“Thank you for barfing; no money for US food safety changes”, “Kids, kids, it’s Christmas, who wants stinky ham?”, “The food (safety) cycle: recall, forget, repeat.”
These are all recent headlines from barfblog.com, a blog devoted to news about food safety from Kansas State University’s Doug Powell, PhD, associate professor of food safety in the Department of Diagnostic Medicine and Pathobiology at the College of Veterinary Medicine.
No food safety incident worldwide is safe from being dissected, skewered and/or commented upon by Powell, including recent events such as Washington State’s Sally Jackson cheese recall due to E. coli and Jimmy John’s Salmonella-contaminated alfalfa sprouts that caused illnesses in several states.
I’m on Powell’s daily listerve bites-l (sign up at www.bites.ksu.edu) which delivers the most recent national and international news about food safety, government programs, outbreaks, technology, restaurant and grocery issues, and news of the weird such as baby mice found in a package of potato chips. Some of the stories are almost barf-inducing themselves, and they are all fascinating.

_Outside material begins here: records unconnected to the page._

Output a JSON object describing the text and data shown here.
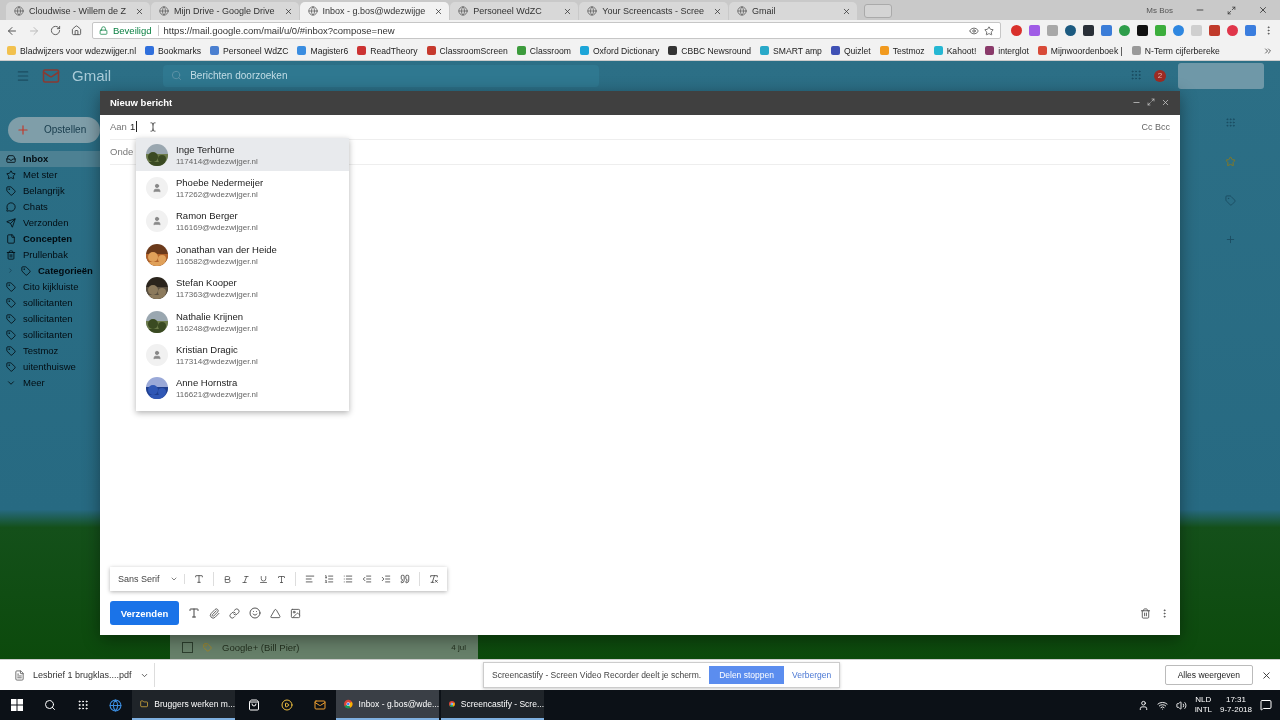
{
  "browser": {
    "tabs": [
      {
        "title": "Cloudwise - Willem de Z",
        "selected": false
      },
      {
        "title": "Mijn Drive - Google Drive",
        "selected": false
      },
      {
        "title": "Inbox - g.bos@wdezwijge",
        "selected": true
      },
      {
        "title": "Personeel WdZC",
        "selected": false
      },
      {
        "title": "Your Screencasts - Scree",
        "selected": false
      },
      {
        "title": "Gmail",
        "selected": false
      }
    ],
    "profile": "Ms Bos",
    "address": {
      "security": "Beveiligd",
      "url": "https://mail.google.com/mail/u/0/#inbox?compose=new"
    },
    "bookmarks": [
      "Bladwijzers voor wdezwijger.nl",
      "Bookmarks",
      "Personeel WdZC",
      "Magister6",
      "ReadTheory",
      "ClassroomScreen",
      "Classroom",
      "Oxford Dictionary",
      "CBBC Newsround",
      "SMART amp",
      "Quizlet",
      "Testmoz",
      "Kahoot!",
      "interglot",
      "Mijnwoordenboek |",
      "N-Term cijferbereke"
    ]
  },
  "gmail": {
    "logo": "Gmail",
    "search": {
      "placeholder": "Berichten doorzoeken"
    },
    "notifications": "2",
    "compose_button": "Opstellen",
    "sidebar": [
      {
        "label": "Inbox",
        "kind": "inbox",
        "bold": true,
        "selected": true
      },
      {
        "label": "Met ster",
        "kind": "starred",
        "bold": false,
        "selected": false
      },
      {
        "label": "Belangrijk",
        "kind": "important",
        "bold": false,
        "selected": false
      },
      {
        "label": "Chats",
        "kind": "chats",
        "bold": false,
        "selected": false
      },
      {
        "label": "Verzonden",
        "kind": "sent",
        "bold": false,
        "selected": false
      },
      {
        "label": "Concepten",
        "kind": "drafts",
        "bold": true,
        "selected": false
      },
      {
        "label": "Prullenbak",
        "kind": "trash",
        "bold": false,
        "selected": false
      },
      {
        "label": "Categorieën",
        "kind": "category",
        "bold": true,
        "selected": false,
        "expanded": false
      },
      {
        "label": "Cito kijkluiste",
        "kind": "label",
        "bold": false,
        "selected": false
      },
      {
        "label": "sollicitanten",
        "kind": "label",
        "bold": false,
        "selected": false
      },
      {
        "label": "sollicitanten",
        "kind": "label",
        "bold": false,
        "selected": false
      },
      {
        "label": "sollicitanten",
        "kind": "label",
        "bold": false,
        "selected": false
      },
      {
        "label": "Testmoz",
        "kind": "label",
        "bold": false,
        "selected": false
      },
      {
        "label": "uitenthuiswe",
        "kind": "label",
        "bold": false,
        "selected": false
      },
      {
        "label": "Meer",
        "kind": "more",
        "bold": false,
        "selected": false
      }
    ],
    "background_email": {
      "sender": "Google+ (Bill Pier)",
      "date": "4 jul",
      "checked": false
    }
  },
  "compose": {
    "title": "Nieuw bericht",
    "to": {
      "label": "Aan",
      "value": "1"
    },
    "cc_bcc": "Cc Bcc",
    "subject": {
      "placeholder": "Onde"
    },
    "suggestions": [
      {
        "name": "Inge Terhürne",
        "email": "117414@wdezwijger.nl",
        "selected": true
      },
      {
        "name": "Phoebe Nedermeijer",
        "email": "117262@wdezwijger.nl",
        "kind": "generic",
        "selected": false
      },
      {
        "name": "Ramon Berger",
        "email": "116169@wdezwijger.nl",
        "kind": "generic",
        "selected": false
      },
      {
        "name": "Jonathan van der Heide",
        "email": "116582@wdezwijger.nl",
        "selected": false
      },
      {
        "name": "Stefan Kooper",
        "email": "117363@wdezwijger.nl",
        "selected": false
      },
      {
        "name": "Nathalie Krijnen",
        "email": "116248@wdezwijger.nl",
        "selected": false
      },
      {
        "name": "Kristian Dragic",
        "email": "117314@wdezwijger.nl",
        "kind": "generic",
        "selected": false
      },
      {
        "name": "Anne Hornstra",
        "email": "116621@wdezwijger.nl",
        "selected": false
      }
    ],
    "font": "Sans Serif",
    "send": "Verzenden"
  },
  "downloads": {
    "file": "Lesbrief 1 brugklas....pdf",
    "show_all": "Alles weergeven"
  },
  "sharing": {
    "message": "Screencastify - Screen Video Recorder deelt je scherm.",
    "stop": "Delen stoppen",
    "hide": "Verbergen"
  },
  "taskbar": {
    "apps": [
      {
        "label": "Bruggers werken m...",
        "kind": "folder",
        "active": false
      },
      {
        "label": "Inbox - g.bos@wde...",
        "kind": "chrome",
        "active": true
      },
      {
        "label": "Screencastify - Scre...",
        "kind": "chrome",
        "active": false
      }
    ],
    "language": "NLD",
    "layout": "INTL",
    "time": "17:31",
    "date": "9-7-2018"
  }
}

I asked Powell about the early beginnings of the barfblog. “The listserve has been running continuously since 1993; I started it when I was a graduate student, just after the E. coli O157:H7 outbreak at Jack-in-the-Box,” Powell explains. “My science and journalism background prompted me to start sharing information like this to a broader audience.” barfblog started in 2005, as blogging emerged as an important communications medium, Powell says, but after being inundated with spam, he had to restart it in 2007 with better software, and it averages about three posts a day, every day.
I asked Powell if he believes livestock producers/veterinarians are more concerned now with the food safety of their products than in the past. “The best ones always have been; but any production system is only as good as its weakest link, so more of the outliers are paying attention to food safety,” he says.
Because he has his finger on the pulse of food safety issues, I asked him about trends in protein — meat, milk and eggs. “There are a lot of trends that get public attention — natu-ral/local/sustainable/hormone-free/GE-free — which all detract from microbial food safety issues,” he says. “Those are lifestyle choices, and more power to the producers who can make a living off it. I’m concerned with the things that make people barf. There should be more direct marketing/labeling of producer microbial food safety efforts at retail; then consumers could reward those producers who take food safety seriously.”
Food safety is of interest to me and I believe is of high importance to beef and dairy veterinarians and their clients. I’ve written about pathogens in raw milk, residues in meat and other food safety issues regarding our beef and dairy products. Reading even one edition of Powell’s bites-l e-mails shows that it’s obvious food safety is everyone’s responsibility, from the producer, distributor, market, chef and consumer. So eat safe! And, please wash your hands.